Task brief
Retype the data below verbatim; pictures do not belong in the copy.

[Web page and app entries]
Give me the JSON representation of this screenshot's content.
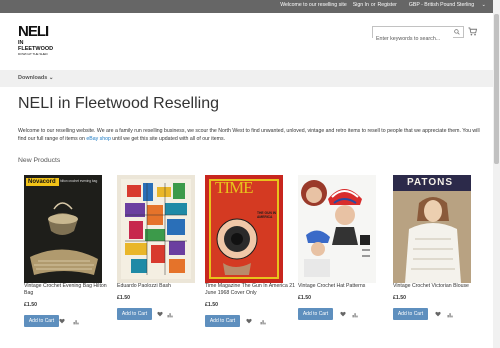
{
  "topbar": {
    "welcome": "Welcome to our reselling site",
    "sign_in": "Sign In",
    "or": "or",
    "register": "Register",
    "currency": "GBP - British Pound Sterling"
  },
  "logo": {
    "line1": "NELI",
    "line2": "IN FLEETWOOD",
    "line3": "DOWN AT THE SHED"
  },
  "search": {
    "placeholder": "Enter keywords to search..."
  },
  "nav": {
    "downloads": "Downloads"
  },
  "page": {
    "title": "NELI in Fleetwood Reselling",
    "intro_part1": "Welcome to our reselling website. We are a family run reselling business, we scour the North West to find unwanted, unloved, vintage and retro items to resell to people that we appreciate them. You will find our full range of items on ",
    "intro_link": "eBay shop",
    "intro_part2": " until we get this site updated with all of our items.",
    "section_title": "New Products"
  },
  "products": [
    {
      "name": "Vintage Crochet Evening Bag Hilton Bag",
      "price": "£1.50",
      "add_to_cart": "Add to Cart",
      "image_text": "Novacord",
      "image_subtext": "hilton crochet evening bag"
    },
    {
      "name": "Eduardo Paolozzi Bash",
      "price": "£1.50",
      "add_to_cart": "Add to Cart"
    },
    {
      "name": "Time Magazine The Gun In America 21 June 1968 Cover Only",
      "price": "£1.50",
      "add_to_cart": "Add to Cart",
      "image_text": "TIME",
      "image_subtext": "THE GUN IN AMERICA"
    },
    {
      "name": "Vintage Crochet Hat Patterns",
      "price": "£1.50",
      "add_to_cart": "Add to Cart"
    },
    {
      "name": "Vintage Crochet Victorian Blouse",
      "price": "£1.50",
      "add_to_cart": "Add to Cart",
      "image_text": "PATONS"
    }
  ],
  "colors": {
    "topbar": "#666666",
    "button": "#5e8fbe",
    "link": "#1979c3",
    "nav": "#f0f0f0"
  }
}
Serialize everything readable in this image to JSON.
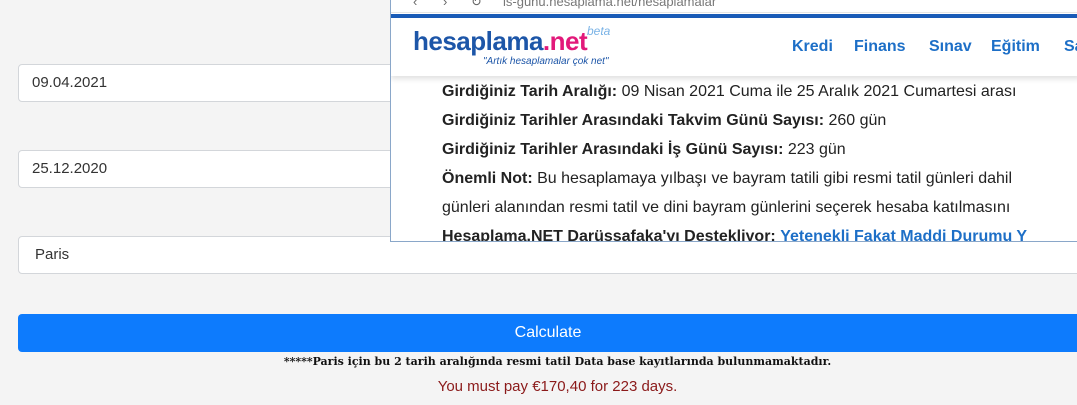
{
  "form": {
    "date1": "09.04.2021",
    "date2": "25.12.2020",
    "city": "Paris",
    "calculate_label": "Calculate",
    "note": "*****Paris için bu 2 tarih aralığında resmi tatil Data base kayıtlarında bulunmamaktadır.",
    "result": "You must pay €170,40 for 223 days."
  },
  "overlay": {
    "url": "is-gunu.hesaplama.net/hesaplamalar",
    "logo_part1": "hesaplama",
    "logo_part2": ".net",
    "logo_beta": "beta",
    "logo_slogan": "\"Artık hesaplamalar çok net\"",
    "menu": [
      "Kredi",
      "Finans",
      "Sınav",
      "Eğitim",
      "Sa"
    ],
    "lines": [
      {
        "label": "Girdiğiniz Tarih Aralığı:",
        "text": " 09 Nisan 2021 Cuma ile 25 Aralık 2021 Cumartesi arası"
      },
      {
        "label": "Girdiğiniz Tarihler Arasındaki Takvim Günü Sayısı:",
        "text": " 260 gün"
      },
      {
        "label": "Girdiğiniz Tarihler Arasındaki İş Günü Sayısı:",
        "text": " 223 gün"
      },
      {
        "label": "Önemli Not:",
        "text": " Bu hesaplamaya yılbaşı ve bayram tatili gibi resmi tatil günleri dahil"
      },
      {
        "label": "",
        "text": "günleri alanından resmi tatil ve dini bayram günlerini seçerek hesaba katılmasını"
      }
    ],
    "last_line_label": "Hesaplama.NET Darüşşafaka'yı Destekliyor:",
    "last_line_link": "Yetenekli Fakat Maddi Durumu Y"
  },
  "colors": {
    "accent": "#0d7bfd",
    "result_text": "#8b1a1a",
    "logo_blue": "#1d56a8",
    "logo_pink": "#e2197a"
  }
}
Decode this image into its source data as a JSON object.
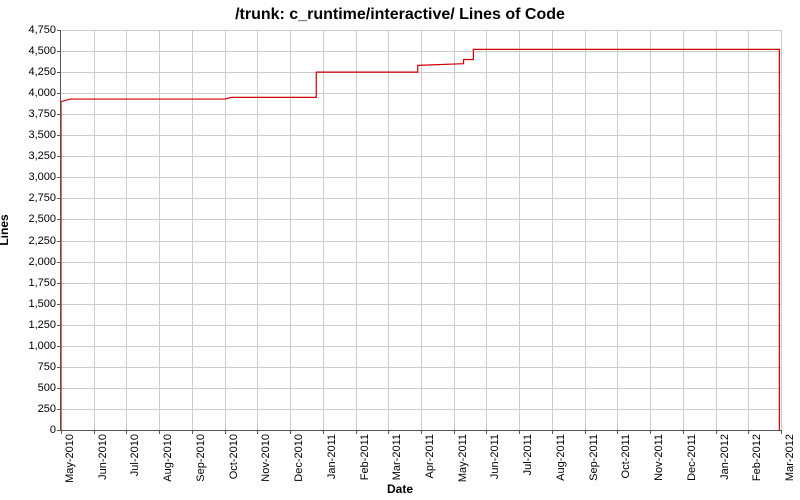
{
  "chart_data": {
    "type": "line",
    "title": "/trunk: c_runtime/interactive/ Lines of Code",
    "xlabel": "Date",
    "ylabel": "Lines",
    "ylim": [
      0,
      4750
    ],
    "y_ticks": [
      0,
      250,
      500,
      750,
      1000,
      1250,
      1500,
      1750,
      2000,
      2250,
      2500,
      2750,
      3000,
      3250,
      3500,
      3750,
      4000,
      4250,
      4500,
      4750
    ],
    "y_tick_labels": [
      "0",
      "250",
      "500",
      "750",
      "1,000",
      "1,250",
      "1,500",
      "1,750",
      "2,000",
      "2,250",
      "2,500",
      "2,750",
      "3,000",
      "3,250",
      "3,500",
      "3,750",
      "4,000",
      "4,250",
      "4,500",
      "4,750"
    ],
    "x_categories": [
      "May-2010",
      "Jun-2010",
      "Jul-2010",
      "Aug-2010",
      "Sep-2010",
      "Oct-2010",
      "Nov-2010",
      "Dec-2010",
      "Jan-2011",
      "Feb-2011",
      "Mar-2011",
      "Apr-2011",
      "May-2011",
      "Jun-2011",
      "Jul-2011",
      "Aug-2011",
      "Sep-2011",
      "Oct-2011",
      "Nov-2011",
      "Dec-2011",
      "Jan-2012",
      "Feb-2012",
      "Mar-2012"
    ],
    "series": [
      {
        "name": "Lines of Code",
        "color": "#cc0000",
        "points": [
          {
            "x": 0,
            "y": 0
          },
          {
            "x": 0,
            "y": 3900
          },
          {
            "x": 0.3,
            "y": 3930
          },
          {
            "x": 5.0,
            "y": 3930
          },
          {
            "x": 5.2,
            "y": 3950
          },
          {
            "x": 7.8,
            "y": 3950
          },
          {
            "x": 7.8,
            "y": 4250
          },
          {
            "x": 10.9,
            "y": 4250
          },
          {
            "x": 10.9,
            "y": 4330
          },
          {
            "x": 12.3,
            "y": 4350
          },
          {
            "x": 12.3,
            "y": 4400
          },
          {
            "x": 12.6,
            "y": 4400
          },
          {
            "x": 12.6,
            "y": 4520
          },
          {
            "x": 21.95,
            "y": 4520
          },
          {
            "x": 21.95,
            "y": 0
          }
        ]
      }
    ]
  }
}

Result below
Give me the JSON representation of this screenshot's content.
{
  "topbar": {
    "welcome": "Welcome to our reselling site",
    "sign_in": "Sign In",
    "or": "or",
    "register": "Register",
    "currency": "GBP - British Pound Sterling"
  },
  "logo": {
    "line1": "NELI",
    "line2": "IN FLEETWOOD",
    "line3": "DOWN AT THE SHED"
  },
  "search": {
    "placeholder": "Enter keywords to search..."
  },
  "nav": {
    "downloads": "Downloads"
  },
  "page": {
    "title": "NELI in Fleetwood Reselling",
    "intro_part1": "Welcome to our reselling website. We are a family run reselling business, we scour the North West to find unwanted, unloved, vintage and retro items to resell to people that we appreciate them. You will find our full range of items on ",
    "intro_link": "eBay shop",
    "intro_part2": " until we get this site updated with all of our items.",
    "section_title": "New Products"
  },
  "products": [
    {
      "name": "Vintage Crochet Evening Bag Hilton Bag",
      "price": "£1.50",
      "add_to_cart": "Add to Cart",
      "image_text": "Novacord",
      "image_subtext": "hilton crochet evening bag"
    },
    {
      "name": "Eduardo Paolozzi Bash",
      "price": "£1.50",
      "add_to_cart": "Add to Cart"
    },
    {
      "name": "Time Magazine The Gun In America 21 June 1968 Cover Only",
      "price": "£1.50",
      "add_to_cart": "Add to Cart",
      "image_text": "TIME",
      "image_subtext": "THE GUN IN AMERICA"
    },
    {
      "name": "Vintage Crochet Hat Patterns",
      "price": "£1.50",
      "add_to_cart": "Add to Cart"
    },
    {
      "name": "Vintage Crochet Victorian Blouse",
      "price": "£1.50",
      "add_to_cart": "Add to Cart",
      "image_text": "PATONS"
    }
  ],
  "colors": {
    "topbar": "#666666",
    "button": "#5e8fbe",
    "link": "#1979c3",
    "nav": "#f0f0f0"
  }
}
Serialize everything readable in this image to JSON.
{
  "form": {
    "date1": "09.04.2021",
    "date2": "25.12.2020",
    "city": "Paris",
    "calculate_label": "Calculate",
    "note": "*****Paris için bu 2 tarih aralığında resmi tatil Data base kayıtlarında bulunmamaktadır.",
    "result": "You must pay €170,40 for 223 days."
  },
  "overlay": {
    "url": "is-gunu.hesaplama.net/hesaplamalar",
    "logo_part1": "hesaplama",
    "logo_part2": ".net",
    "logo_beta": "beta",
    "logo_slogan": "\"Artık hesaplamalar çok net\"",
    "menu": [
      "Kredi",
      "Finans",
      "Sınav",
      "Eğitim",
      "Sa"
    ],
    "lines": [
      {
        "label": "Girdiğiniz Tarih Aralığı:",
        "text": " 09 Nisan 2021 Cuma ile 25 Aralık 2021 Cumartesi arası"
      },
      {
        "label": "Girdiğiniz Tarihler Arasındaki Takvim Günü Sayısı:",
        "text": " 260 gün"
      },
      {
        "label": "Girdiğiniz Tarihler Arasındaki İş Günü Sayısı:",
        "text": " 223 gün"
      },
      {
        "label": "Önemli Not:",
        "text": " Bu hesaplamaya yılbaşı ve bayram tatili gibi resmi tatil günleri dahil"
      },
      {
        "label": "",
        "text": "günleri alanından resmi tatil ve dini bayram günlerini seçerek hesaba katılmasını"
      }
    ],
    "last_line_label": "Hesaplama.NET Darüşşafaka'yı Destekliyor:",
    "last_line_link": "Yetenekli Fakat Maddi Durumu Y"
  },
  "colors": {
    "accent": "#0d7bfd",
    "result_text": "#8b1a1a",
    "logo_blue": "#1d56a8",
    "logo_pink": "#e2197a"
  }
}
Decode this image into its source data as a JSON object.
{
  "chart_data": {
    "type": "line",
    "title": "/trunk: c_runtime/interactive/ Lines of Code",
    "xlabel": "Date",
    "ylabel": "Lines",
    "ylim": [
      0,
      4750
    ],
    "y_ticks": [
      0,
      250,
      500,
      750,
      1000,
      1250,
      1500,
      1750,
      2000,
      2250,
      2500,
      2750,
      3000,
      3250,
      3500,
      3750,
      4000,
      4250,
      4500,
      4750
    ],
    "y_tick_labels": [
      "0",
      "250",
      "500",
      "750",
      "1,000",
      "1,250",
      "1,500",
      "1,750",
      "2,000",
      "2,250",
      "2,500",
      "2,750",
      "3,000",
      "3,250",
      "3,500",
      "3,750",
      "4,000",
      "4,250",
      "4,500",
      "4,750"
    ],
    "x_categories": [
      "May-2010",
      "Jun-2010",
      "Jul-2010",
      "Aug-2010",
      "Sep-2010",
      "Oct-2010",
      "Nov-2010",
      "Dec-2010",
      "Jan-2011",
      "Feb-2011",
      "Mar-2011",
      "Apr-2011",
      "May-2011",
      "Jun-2011",
      "Jul-2011",
      "Aug-2011",
      "Sep-2011",
      "Oct-2011",
      "Nov-2011",
      "Dec-2011",
      "Jan-2012",
      "Feb-2012",
      "Mar-2012"
    ],
    "series": [
      {
        "name": "Lines of Code",
        "color": "#cc0000",
        "points": [
          {
            "x": 0,
            "y": 0
          },
          {
            "x": 0,
            "y": 3900
          },
          {
            "x": 0.3,
            "y": 3930
          },
          {
            "x": 5.0,
            "y": 3930
          },
          {
            "x": 5.2,
            "y": 3950
          },
          {
            "x": 7.8,
            "y": 3950
          },
          {
            "x": 7.8,
            "y": 4250
          },
          {
            "x": 10.9,
            "y": 4250
          },
          {
            "x": 10.9,
            "y": 4330
          },
          {
            "x": 12.3,
            "y": 4350
          },
          {
            "x": 12.3,
            "y": 4400
          },
          {
            "x": 12.6,
            "y": 4400
          },
          {
            "x": 12.6,
            "y": 4520
          },
          {
            "x": 21.95,
            "y": 4520
          },
          {
            "x": 21.95,
            "y": 0
          }
        ]
      }
    ]
  }
}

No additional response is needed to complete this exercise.